Action. Understanding. Which word attracts you more? That sounds like a query posed by a personality test, but it’s actually the question I was asking myself after reading an interview with the surgeon Atul Gawande regarding his new book Being Mortal: Medicine and What Matters in the End.
I fall in the latter’s camp, leaning toward understanding, a prerequisite to action. But sometimes I feel alone in this tent, especially these days when the impulse to do, make, and produce seems paramount.
In the interview, Gawande was asked what books influenced his decision to become a doctor and his approach to medicine. His list was long, including playwrights, poets, and novelists from Chekhov to Keats to Percy: “They’re just writers, telling us about the experience of being human.”
His reflections on the power of literature to help us realize our purpose, to make sense of our feelings, to connect to others who may transcend time and place underscored for me the value of understanding. I was moved to hear him, a doctor, declare, “We have a particular responsibility to understand what people experience when their body or mind fails them. Our textbooks and manuals aren’t enough for that task.”
But what does it really mean to understand? How do we break out of our own interior perspective to appreciate what another person is feeling? Quite honestly, it takes time, patience, humility. When his own father approached the end of his life, Gawande simply asked him, “How much are you willing to go through just to have a chance of living longer?” He knew that as a surgeon he could extend his father’s life, but he also respectfully recognized that he needed to give his father power over his own story, his own narrative.
Perhaps the interview resonated with me because my students and I are deep into Macbeth. How many of us might argue that Shakespeare has become superfluous, a tedious study written in an archaic language describing a distant time? In my class, we’re just reading after all, or talking, or connecting, or sharing, but we’re not doing. My students aren’t making something that is going to transform the world.

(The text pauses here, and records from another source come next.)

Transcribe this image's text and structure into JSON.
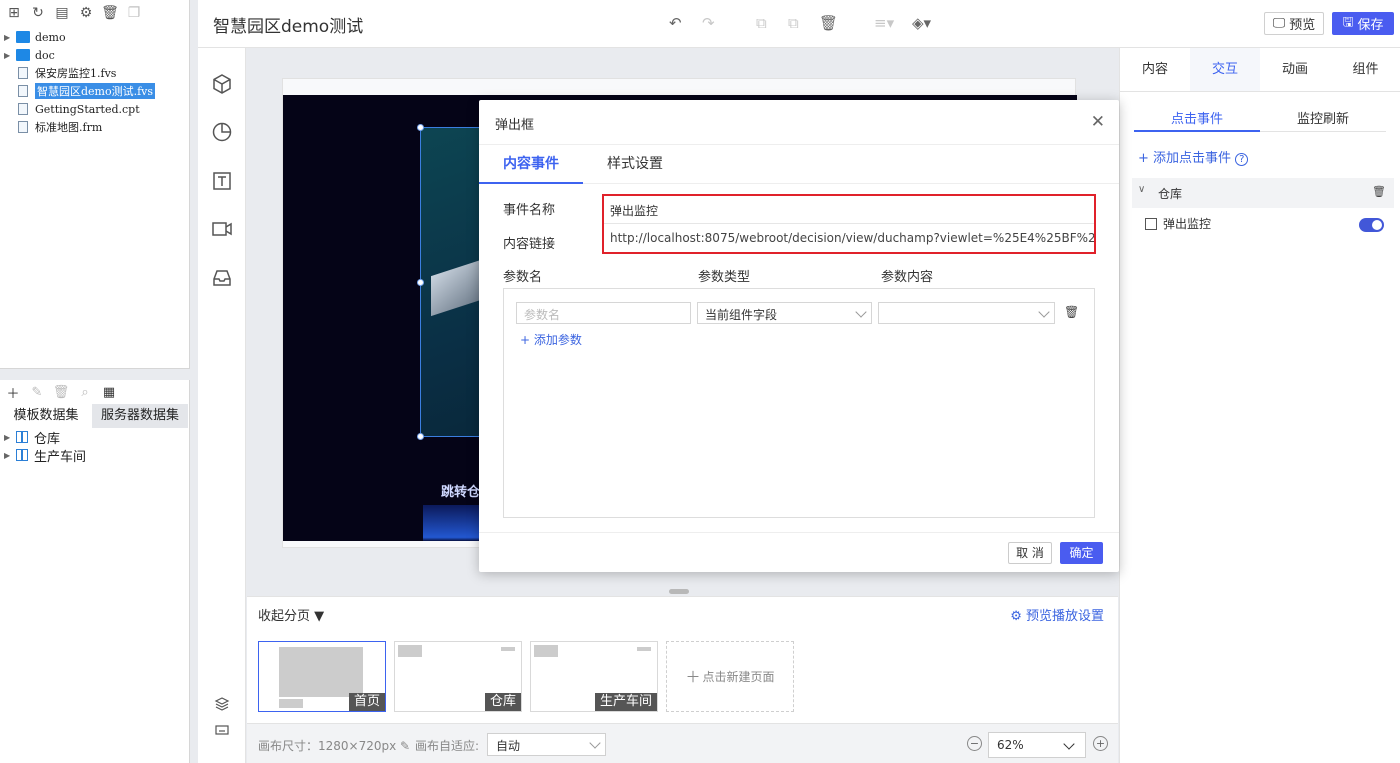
{
  "left_panel": {
    "files": [
      {
        "name": "demo",
        "type": "folder"
      },
      {
        "name": "doc",
        "type": "folder"
      },
      {
        "name": "保安房监控1.fvs",
        "type": "file"
      },
      {
        "name": "智慧园区demo测试.fvs",
        "type": "file",
        "selected": true
      },
      {
        "name": "GettingStarted.cpt",
        "type": "file"
      },
      {
        "name": "标准地图.frm",
        "type": "file"
      }
    ],
    "dataset_tabs": [
      "模板数据集",
      "服务器数据集"
    ],
    "datasets": [
      "仓库",
      "生产车间"
    ]
  },
  "header": {
    "title": "智慧园区demo测试",
    "preview_label": "预览",
    "save_label": "保存"
  },
  "pages_bar": {
    "collapse_label": "收起分页",
    "preview_play_label": "预览播放设置",
    "pages": [
      "首页",
      "仓库",
      "生产车间"
    ],
    "new_page_label": "点击新建页面"
  },
  "status_bar": {
    "canvas_size_label": "画布尺寸：1280×720px",
    "adapt_label": "画布自适应:",
    "adapt_value": "自动",
    "zoom_value": "62%"
  },
  "canvas": {
    "jump_text": "跳转仓"
  },
  "right_panel": {
    "tabs": [
      "内容",
      "交互",
      "动画",
      "组件"
    ],
    "active_tab": "交互",
    "sub_tabs": [
      "点击事件",
      "监控刷新"
    ],
    "add_click_label": "+ 添加点击事件",
    "group_label": "仓库",
    "event_label": "弹出监控",
    "toggle_on": true
  },
  "modal": {
    "title": "弹出框",
    "tabs": [
      "内容事件",
      "样式设置"
    ],
    "event_name_label": "事件名称",
    "event_name_value": "弹出监控",
    "content_link_label": "内容链接",
    "content_link_value": "http://localhost:8075/webroot/decision/view/duchamp?viewlet=%25E4%25BF%259D%25E",
    "param_headers": [
      "参数名",
      "参数类型",
      "参数内容"
    ],
    "param_name_placeholder": "参数名",
    "param_type_value": "当前组件字段",
    "param_content_value": "",
    "add_param_label": "+ 添加参数",
    "cancel_label": "取 消",
    "ok_label": "确定"
  },
  "colors": {
    "accent": "#3d63f0",
    "primary_button": "#4a5cf0",
    "highlight_border": "#e0212a"
  }
}
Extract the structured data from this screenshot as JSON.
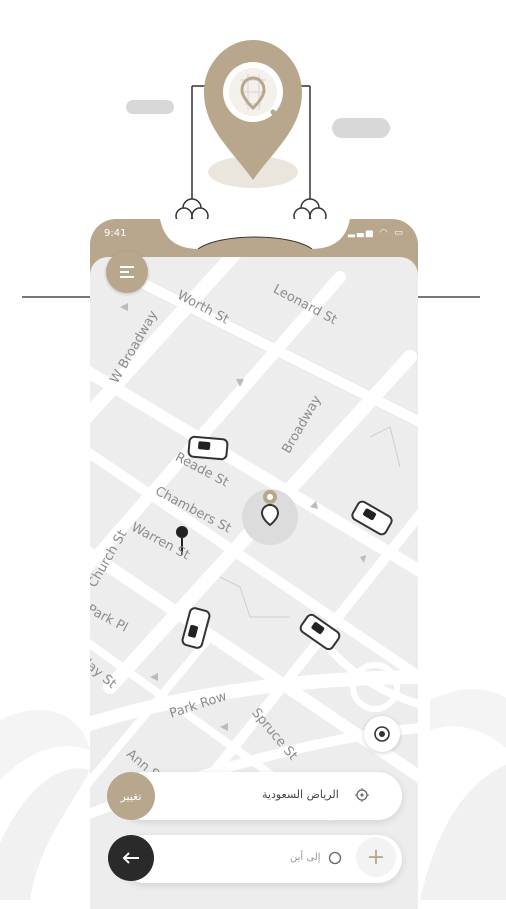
{
  "status_bar": {
    "time": "9:41",
    "icons": "▂▃▅ ◠ ▭"
  },
  "map": {
    "streets": [
      "Worth St",
      "Leonard St",
      "W Broadway",
      "Broadway",
      "Reade St",
      "Chambers St",
      "Warren St",
      "Church St",
      "Park Pl",
      "Park Row",
      "Spruce St",
      "Ann St",
      "lay St"
    ]
  },
  "trip": {
    "change_label": "تغيير",
    "from_text": "الرياض السعودية",
    "to_placeholder": "إلى أين"
  },
  "add_label": "+",
  "colors": {
    "accent": "#b8a78c",
    "dark": "#2a2a2a",
    "map_bg": "#ededed",
    "road": "#ffffff"
  },
  "icons": [
    "menu-icon",
    "pin-icon",
    "locate-icon",
    "target-icon",
    "clock-icon",
    "arrow-left-icon",
    "plus-icon"
  ]
}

Except I think in our little way we are. Last week, I asked my students to share on a post-it note a moment when they acted precipitously without much thought and then regretted their actions. They shared lies they told, cruel words they spoke, even the killing of a beautiful cardinal in a moment of spontaneous and thoughtless violence. We tried to understand what led us to those instants … those short spans of time between desire and action that were bereft of understanding. How do we prevent ourselves from living in that moment, apart from ourselves but inside of ourselves, fractured as Macbeth is after murdering Duncan? How do we prevent ourselves from ever stating, “To know my deed, ’twere best not know myself”?